    • A consensus from reviews is that practical training—that is, learning by doing with reinforcement of correct behaviors—is the most effective way for children to learn traffic safety skills (Bruce & McGrath, 2005; Dragutinovic & Twisk, 2006; Percer, 2009). The need for experiential learning is especially key for younger children who lack the capacity to generalize concepts and need to practice in environments with real objects that are as close as possible to those they will experience (Dragutinovic & Twisk, 2006). Although it can be done with adult supervision, real-world practice may be difficult to achieve with large groups of school children and without undue exposure to traffic risks.
    • Classroom education may be enhanced by using outdoor simulation, three-dimensional models, games, or other interactive learning methods such as with computer games and models, particularly in adult-led and small-group activities. These methods do not replace real-world practice but evidence from a few studies suggests that interactive training with opportunities for feedback, correction, and practice (more than one session) may lead to more lasting behavior improvements (Tolmie et al., 2005; Albert & Dolgin, 2009).

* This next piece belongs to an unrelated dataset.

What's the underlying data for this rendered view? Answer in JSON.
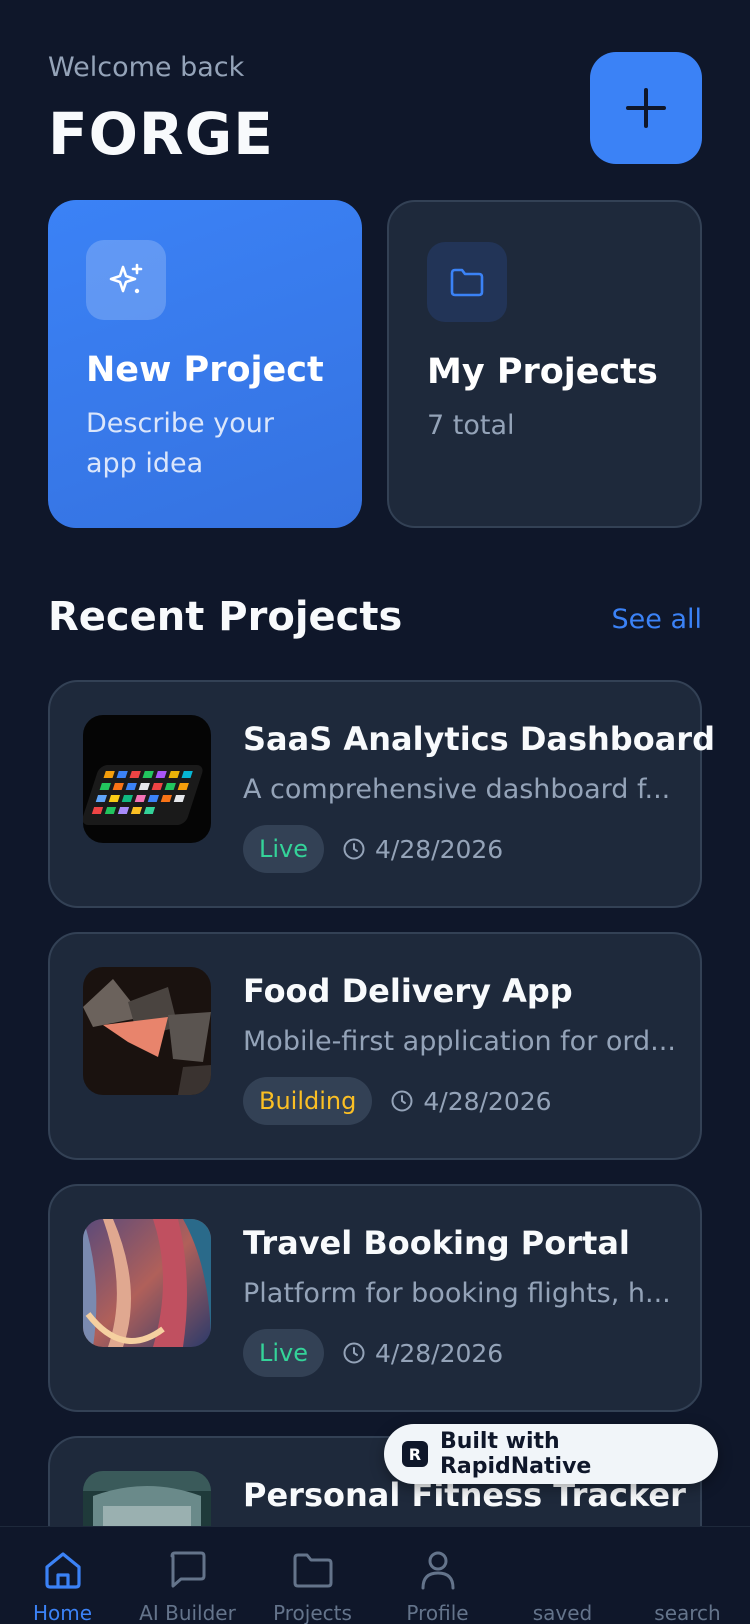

    • Hammond et al. (2014) found that trainers often modified the training from recommended best practices in a program (“Kerbcraft”) developed to provide roadside training for 5- to 7-year-olds in the United Kingdom. This deviation seems to have been toward conserving resources by conducting shorter trainings and introducing more classroom elements than the program recommended. It isn’t clear, however, if the adaptations diminish effectiveness, but that is certainly a risk since the modifications have not been evaluated. The other possible implication is that the longer, all-roadside training may not be practical for consistent implementation (Hammond et al., 2014). It is important that whenever programs are modified, however, that the changed program is also evaluated to ensure continued effectiveness.